FloridaвЂ™s representatives, from both events, have now been the main backers associated with the customer Protection and solution Act since its introduction final November, and a lot of them are as much as their necks in contributions through the payday-loan industry.
The bill had been introduced by Florida Rep. Dennis A. Ross, a Republican. HeвЂ™s received $25,850 from payday loan providers on the full years, in accordance with a database of campaign efforts published by the middle for Responsive Politics.
The exact same time Ross presented the balance, five other Florida lawmakers вЂ” each one of these a recipient of payday-loan cash вЂ” piled in as co-sponsors. They included Rep. Alcee Hastings, a Democrat, who may have gotten $107,500 in contributions from payday loan providers, and Rep. Patrick Murphy, additionally a Democrat, that has gotten $46,000.
Wasserman Schultz climbed aboard in December. SheвЂ™s pocketed $63,000 in efforts from payday lenders, in accordance with the database.
Bartlett stated Wasserman Schultz вЂњwholeheartedly believes inвЂќ the goals regarding the customer Financial Protection Bureau. Nonetheless, she along with her Florida compatriots think the bureau should make use of FloridaвЂ™s existing payday-loan law вЂњas a benchmark for any other states.вЂќ
Barring that, evidently, the backers of this legislation would you like to make sure FloridaвЂ™s law вЂ” and comparable regulations in other states вЂ” arenвЂ™t superseded by stricter rules that are national.
The payday-loan industry would really like that. FloridaвЂ™s legislation has reasonably lax criteria and no requirement that payday lenders sign in advance to ensure borrowers can repay loans in complete without becoming mired in perpetual indebtedness.

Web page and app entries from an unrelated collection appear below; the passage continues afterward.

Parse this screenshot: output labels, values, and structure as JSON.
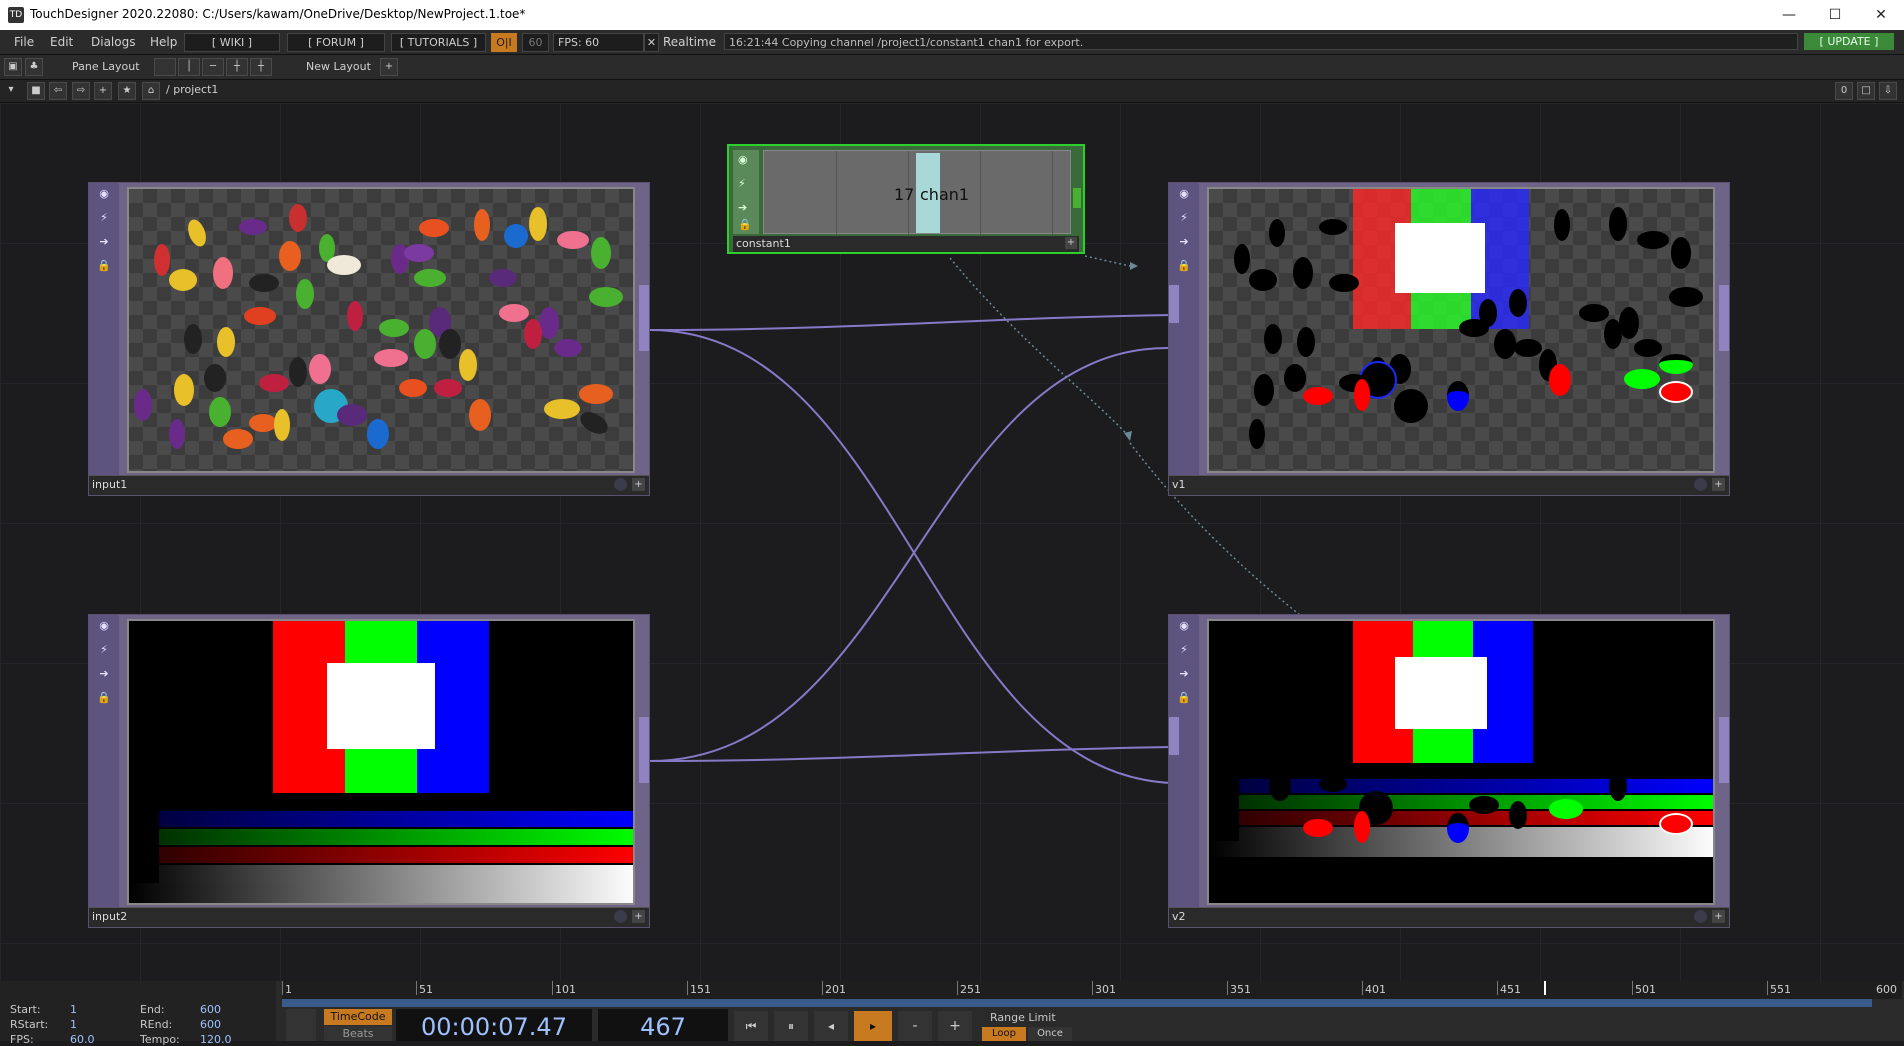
{
  "window": {
    "title": "TouchDesigner 2020.22080: C:/Users/kawam/OneDrive/Desktop/NewProject.1.toe*",
    "minimize": "—",
    "maximize": "☐",
    "close": "✕"
  },
  "menubar": {
    "menus": [
      "File",
      "Edit",
      "Dialogs",
      "Help"
    ],
    "wiki": "[ WIKI ]",
    "forum": "[ FORUM ]",
    "tutorials": "[ TUTORIALS ]",
    "oi": "O|I",
    "fps_target": "60",
    "fps": "FPS: 60",
    "realtime_mark": "✕",
    "realtime": "Realtime",
    "status": "16:21:44 Copying channel /project1/constant1 chan1 for export.",
    "update": "[ UPDATE ]"
  },
  "panebar": {
    "pane_layout": "Pane Layout",
    "new_layout": "New Layout",
    "add": "+"
  },
  "pathbar": {
    "path": "/ project1",
    "count": "0"
  },
  "nodes": {
    "input1": {
      "name": "input1"
    },
    "input2": {
      "name": "input2"
    },
    "v1": {
      "name": "v1"
    },
    "v2": {
      "name": "v2"
    },
    "constant1": {
      "name": "constant1",
      "value": "17",
      "channel": "chan1"
    }
  },
  "timeline": {
    "ruler": [
      "1",
      "51",
      "101",
      "151",
      "201",
      "251",
      "301",
      "351",
      "401",
      "451",
      "501",
      "551",
      "600"
    ],
    "start_label": "Start:",
    "start": "1",
    "end_label": "End:",
    "end": "600",
    "rstart_label": "RStart:",
    "rstart": "1",
    "rend_label": "REnd:",
    "rend": "600",
    "fps_label": "FPS:",
    "fps": "60.0",
    "tempo_label": "Tempo:",
    "tempo": "120.0",
    "timecode": "TimeCode",
    "beats": "Beats",
    "time": "00:00:07.47",
    "frame": "467",
    "range_limit": "Range Limit",
    "loop": "Loop",
    "once": "Once",
    "minus": "-",
    "plus": "+"
  },
  "colors": {
    "node": "#6e6488",
    "constant_border": "#2ccf2c",
    "wire": "#8878c8",
    "update": "#3a8a3a"
  }
}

You will find few limitations as to how loans that are many Floridian can get. Individuals when you look at the state who use pay day loans remove on average nine loans a year, in accordance with the Center for Responsible Lending.

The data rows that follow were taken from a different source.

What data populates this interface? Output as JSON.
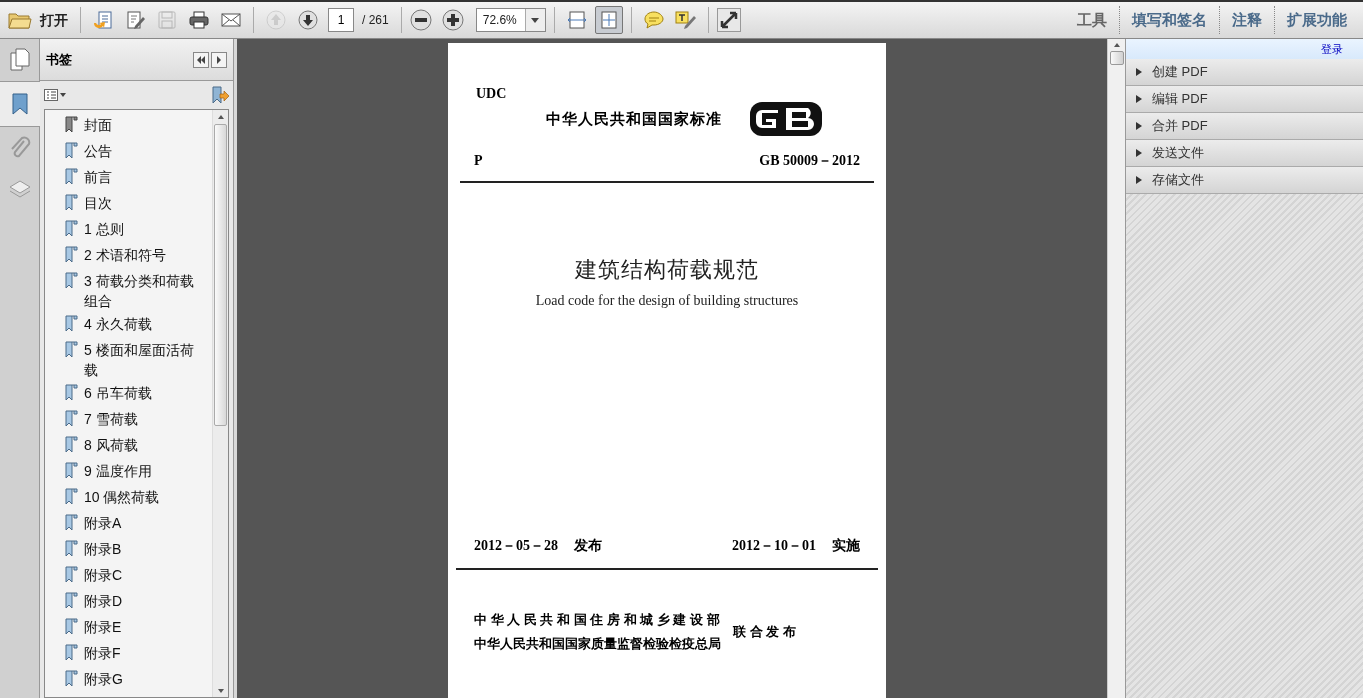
{
  "toolbar": {
    "open_label": "打开",
    "buttons": [
      {
        "kind": "create",
        "disabled": false
      },
      {
        "kind": "edit",
        "disabled": false
      },
      {
        "kind": "save",
        "disabled": true
      },
      {
        "kind": "print",
        "disabled": false
      },
      {
        "kind": "mail",
        "disabled": false
      }
    ],
    "nav_buttons": [
      {
        "kind": "up",
        "disabled": true
      },
      {
        "kind": "down",
        "disabled": false
      }
    ],
    "page_number": "1",
    "page_total": "/ 261",
    "zoom": "72.6%",
    "view_buttons": [
      {
        "kind": "fit-width",
        "selected": false
      },
      {
        "kind": "fit-page",
        "selected": true
      }
    ],
    "tabs": [
      "工具",
      "填写和签名",
      "注释",
      "扩展功能"
    ]
  },
  "rail": [
    {
      "kind": "pages",
      "selected": false
    },
    {
      "kind": "bookmarks",
      "selected": true
    },
    {
      "kind": "attachments",
      "selected": false
    },
    {
      "kind": "layers",
      "selected": false
    }
  ],
  "bookmarks": {
    "title": "书签",
    "items": [
      {
        "label": "封面",
        "selected": true
      },
      {
        "label": "公告",
        "selected": false
      },
      {
        "label": "前言",
        "selected": false
      },
      {
        "label": "目次",
        "selected": false
      },
      {
        "label": "1 总则",
        "selected": false
      },
      {
        "label": "2 术语和符号",
        "selected": false
      },
      {
        "label": "3 荷载分类和荷载组合",
        "selected": false
      },
      {
        "label": "4 永久荷载",
        "selected": false
      },
      {
        "label": "5 楼面和屋面活荷载",
        "selected": false
      },
      {
        "label": "6 吊车荷载",
        "selected": false
      },
      {
        "label": "7 雪荷载",
        "selected": false
      },
      {
        "label": "8 风荷载",
        "selected": false
      },
      {
        "label": "9 温度作用",
        "selected": false
      },
      {
        "label": "10 偶然荷载",
        "selected": false
      },
      {
        "label": "附录A",
        "selected": false
      },
      {
        "label": "附录B",
        "selected": false
      },
      {
        "label": "附录C",
        "selected": false
      },
      {
        "label": "附录D",
        "selected": false
      },
      {
        "label": "附录E",
        "selected": false
      },
      {
        "label": "附录F",
        "selected": false
      },
      {
        "label": "附录G",
        "selected": false
      }
    ]
  },
  "document": {
    "udc": "UDC",
    "national_standard": "中华人民共和国国家标准",
    "category": "P",
    "code": "GB 50009－2012",
    "title": "建筑结构荷载规范",
    "subtitle": "Load code for the design of building structures",
    "issued_date": "2012－05－28",
    "issued_label": "发布",
    "effective_date": "2012－10－01",
    "effective_label": "实施",
    "issuers": [
      "中 华 人 民 共 和 国 住 房 和 城 乡 建 设 部",
      "中华人民共和国国家质量监督检验检疫总局"
    ],
    "joint_label": "联 合 发 布"
  },
  "right_panel": {
    "login": "登录",
    "sections": [
      "创建 PDF",
      "编辑 PDF",
      "合并 PDF",
      "发送文件",
      "存储文件"
    ]
  }
}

The loan that is average $250 with a yearly rate of interest of 312%. Many borrowers remove a loan that is new quickly due to the fact past a person is paid down, the center discovered.

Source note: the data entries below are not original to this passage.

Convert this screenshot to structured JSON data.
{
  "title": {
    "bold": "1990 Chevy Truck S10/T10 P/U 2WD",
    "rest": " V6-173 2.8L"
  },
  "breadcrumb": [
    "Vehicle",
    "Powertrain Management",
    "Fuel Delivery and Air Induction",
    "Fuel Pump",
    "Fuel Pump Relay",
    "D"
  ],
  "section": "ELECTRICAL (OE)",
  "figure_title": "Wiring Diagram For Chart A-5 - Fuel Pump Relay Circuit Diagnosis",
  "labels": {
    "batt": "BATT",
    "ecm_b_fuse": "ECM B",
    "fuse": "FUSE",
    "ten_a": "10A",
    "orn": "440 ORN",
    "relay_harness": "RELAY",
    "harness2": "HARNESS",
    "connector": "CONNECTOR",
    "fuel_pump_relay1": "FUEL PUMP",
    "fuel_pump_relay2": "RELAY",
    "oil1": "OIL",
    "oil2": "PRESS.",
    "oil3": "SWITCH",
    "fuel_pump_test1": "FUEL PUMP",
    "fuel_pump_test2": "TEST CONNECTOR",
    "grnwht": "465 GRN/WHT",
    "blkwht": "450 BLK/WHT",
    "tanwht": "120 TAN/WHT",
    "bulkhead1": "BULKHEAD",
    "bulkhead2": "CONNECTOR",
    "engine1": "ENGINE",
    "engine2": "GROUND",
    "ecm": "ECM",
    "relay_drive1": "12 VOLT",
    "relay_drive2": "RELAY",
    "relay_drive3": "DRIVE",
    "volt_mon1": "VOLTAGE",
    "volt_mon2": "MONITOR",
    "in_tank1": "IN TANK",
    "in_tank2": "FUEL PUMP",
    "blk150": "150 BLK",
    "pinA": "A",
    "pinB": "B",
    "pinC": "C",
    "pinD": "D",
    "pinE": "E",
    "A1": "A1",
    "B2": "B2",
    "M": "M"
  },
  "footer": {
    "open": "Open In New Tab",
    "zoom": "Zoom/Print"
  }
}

вЂњThe law is perfect that is nвЂ™t no legislation is, however itвЂ™s made a good huge difference for Florida consumers,вЂќ Bartlett stated.
California legislation limitations loans that are payday $300 and needs that that loan be paid down before another loan could be made. Nonetheless, thereвЂ™s no requirement that loan providers be responsible for borrowersвЂ™ capacity to make re payments.
When it comes to $63,000 directed at Wasserman Schultz because of the payday-loan industry, Bartlett said that вЂњthe congresswomanвЂ™s governmental donations had nothing in connection with her policy jobs or voting record.вЂќ
IвЂ™d realize that a complete much more believable in the event that customer Protection and Selection Act wasnвЂ™t so clear in having nothing in connection with customer protection and little if anything regarding option.
ItвЂ™s a shameless effort because of the payday-loan industry, acting through congressional proxies, in order to avoid federal guidelines that could require more behavior that is responsible. The sole option it includes customers could be the capability to keep taking out fully high-interest loans also they canвЂ™t make payments if itвЂ™s clear.
A lot more than 250 customer, civil-rights along with other advocacy teams have actually submitted a page to Congress contacting lawmakers to vote down the legislation.
The bill, they stated, вЂњis maybe maybe not an attempt to reform the pay day loan market вЂ” it is an endeavor to codify industry-backed methods that do small to guard customers.вЂќ
вЂњLow-income customers deserve strong defenses and action that is timelyвЂќ the groups stated.
Cordray, the bureau manager, ended up being proper as he called the proposed federal guidelines вЂњcommon-sense protections.вЂќ They’dnвЂ™t avoid lenders from working, nor would they prevent qualified borrowers from getting funds.
Exactly just What these guidelines would do is make sure that payday loan providers nationwide play a reasonable part in preventing customers from dealing with more financial obligation than they are able to manage.
ItвЂ™s astonishing that any lawmaker, perhaps maybe perhaps not least the relative mind for the Democratic National Committee, would oppose that.